An article earlier this week in the New York Times discusses the nature of the political system in Illinois, and by extension, demonstrates the longstanding bipartisan, multi-class, multi-ethnic, multi-racial corruption that infests the Chicago political environment.
“George Ryan was released from a federal prison in the dark on Wednesday morning, and Illinois became a state with only one former governor behind bars….It was a morning not too unusual for people living in a state that has grown familiar with the sight of convicted politicians…
“Outside the state, Mr. Ryan, 78, is best known as the “other” governor from Illinois who was convicted of corruption. His trial in 2006 has since been largely overshadowed by the fanfare surrounding his successor, Rod R. Blagojevich, who was convicted of, among other things, trying to sell the United States Senate seat vacated by Barack Obama in 2008.
“They are among four Illinois governors who have been found guilty of wrongdoing in recent history, along with hundreds of public officials and business leaders charged with public corruption in recent decades.

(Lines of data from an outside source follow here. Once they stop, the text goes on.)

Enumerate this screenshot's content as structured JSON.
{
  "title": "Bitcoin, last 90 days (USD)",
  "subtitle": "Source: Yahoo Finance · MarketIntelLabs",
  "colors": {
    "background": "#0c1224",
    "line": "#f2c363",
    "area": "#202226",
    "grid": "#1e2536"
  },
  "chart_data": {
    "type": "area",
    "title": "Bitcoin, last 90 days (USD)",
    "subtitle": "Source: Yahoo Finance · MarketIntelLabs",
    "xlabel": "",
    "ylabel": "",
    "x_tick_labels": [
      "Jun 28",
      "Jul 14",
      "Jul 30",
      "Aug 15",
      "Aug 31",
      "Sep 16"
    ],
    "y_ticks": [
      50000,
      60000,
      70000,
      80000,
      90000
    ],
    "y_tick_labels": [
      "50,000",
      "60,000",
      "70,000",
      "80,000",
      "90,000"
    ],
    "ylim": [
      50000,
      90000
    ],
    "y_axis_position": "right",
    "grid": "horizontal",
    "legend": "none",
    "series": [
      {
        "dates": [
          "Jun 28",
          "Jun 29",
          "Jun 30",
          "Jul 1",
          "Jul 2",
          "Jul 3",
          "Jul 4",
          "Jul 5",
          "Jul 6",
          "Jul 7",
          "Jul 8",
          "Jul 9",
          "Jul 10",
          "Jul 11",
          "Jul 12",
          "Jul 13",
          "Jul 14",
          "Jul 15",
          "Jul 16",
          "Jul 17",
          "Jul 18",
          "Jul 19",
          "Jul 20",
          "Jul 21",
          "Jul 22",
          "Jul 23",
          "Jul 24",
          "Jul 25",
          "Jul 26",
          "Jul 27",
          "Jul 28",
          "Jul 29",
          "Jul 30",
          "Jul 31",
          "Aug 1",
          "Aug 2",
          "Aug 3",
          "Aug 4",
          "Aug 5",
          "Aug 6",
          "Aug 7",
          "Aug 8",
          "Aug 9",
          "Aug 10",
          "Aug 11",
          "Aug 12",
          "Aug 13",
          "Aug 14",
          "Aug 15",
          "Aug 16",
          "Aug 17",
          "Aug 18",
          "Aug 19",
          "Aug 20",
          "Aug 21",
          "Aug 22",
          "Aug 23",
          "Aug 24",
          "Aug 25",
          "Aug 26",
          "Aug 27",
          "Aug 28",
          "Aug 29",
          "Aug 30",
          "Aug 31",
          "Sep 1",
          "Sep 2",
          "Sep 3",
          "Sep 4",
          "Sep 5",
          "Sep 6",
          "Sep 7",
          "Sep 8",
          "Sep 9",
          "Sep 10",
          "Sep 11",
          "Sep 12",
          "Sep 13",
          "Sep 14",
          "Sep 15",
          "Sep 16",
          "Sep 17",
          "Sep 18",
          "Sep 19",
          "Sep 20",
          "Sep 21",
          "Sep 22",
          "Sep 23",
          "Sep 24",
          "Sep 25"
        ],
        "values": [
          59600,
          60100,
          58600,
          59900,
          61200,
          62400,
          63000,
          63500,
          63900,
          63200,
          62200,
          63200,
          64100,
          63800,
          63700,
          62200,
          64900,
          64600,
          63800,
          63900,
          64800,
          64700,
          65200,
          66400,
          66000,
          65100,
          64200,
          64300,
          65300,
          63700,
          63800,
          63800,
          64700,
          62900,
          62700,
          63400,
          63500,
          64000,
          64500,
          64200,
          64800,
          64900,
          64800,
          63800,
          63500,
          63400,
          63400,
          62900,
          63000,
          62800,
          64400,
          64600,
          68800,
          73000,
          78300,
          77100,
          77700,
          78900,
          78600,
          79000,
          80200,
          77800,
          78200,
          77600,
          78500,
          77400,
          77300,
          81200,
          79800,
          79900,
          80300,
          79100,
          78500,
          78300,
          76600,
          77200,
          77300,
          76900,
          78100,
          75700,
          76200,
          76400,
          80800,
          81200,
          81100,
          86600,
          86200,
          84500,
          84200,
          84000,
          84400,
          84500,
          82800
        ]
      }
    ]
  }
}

Before his corruption trial, Mr. Ryan, a Republican, was best known for a moratorium on capital punishment in Illinois. He was nominated for a Nobel Peace Prize for commuting more than 160 death sentences in 2003, clearing the state’s death row in the final hours of his single term as governor.
“His indictment later that year came amid a federal investigation that lasted years and led to more than 70 convictions of Illinois state officials, government employees and business leaders. Mr. Ryan was accused of handing out state contracts to friends in exchange for bribes during his tenure as secretary of state and as governor. He was convicted of 18 counts, including racketeering and fraud, and was sentenced to six and a half years in prison.”
It is statistically unlikely that a pure and noble political system in one of the United States’ largest metropolitan areas is being consistently outvoted by all of those evil farmers and shopkeepers downstate. In Chicago, even Nobel Peace Prize nominees are often more motivated by cash than the purity of their cause. So, if you are one who thinks that everyone lived happily ever after in a reformed Chicago once Eliot Ness walked off the set at the end of The Untouchables with Al Capone in jail on tax evasion, adjust your expectations. The cancer was not cured; it only spread to other urban areas. Now it seems to be in the process of nationalization.
If you believe that “the best now truly rule”, and that this is somehow different than “might makes right”, we better stop and ask ourselves just who it is that has the really crazy conspiracy theory.
The Pope rises to the top of Catholicism without being a participating Catholic. Seriously?
The Prophet rises to the top of the Mormon church without being a practicing Mormon? Seriously?
The President of the United States rises to the top of the Chicago government machine, is promoted as its representative first to the Illinois system, and then to the national stage as the champion of the party of government, but actually fooled all of the corrupt politicians around him about his basic nobility and altruism. It is all about sacrificing himself for the good of the downtrodden, the marginalized, and the besieged middle class, not simply the more primitive nihilistic need to acquire all of the power that he can. I mean, there are no rulers anywhere who rationalize that the preservation and expansion of their rule is imperative for the good of their nations. The President was never complicit in the corruption as he rose through the ranks. That’s what you want me to believe happened? The machine let that happen without crushing this idealistic reformer the way the Mormon church would reign in an out-of-control bishop? Seriously?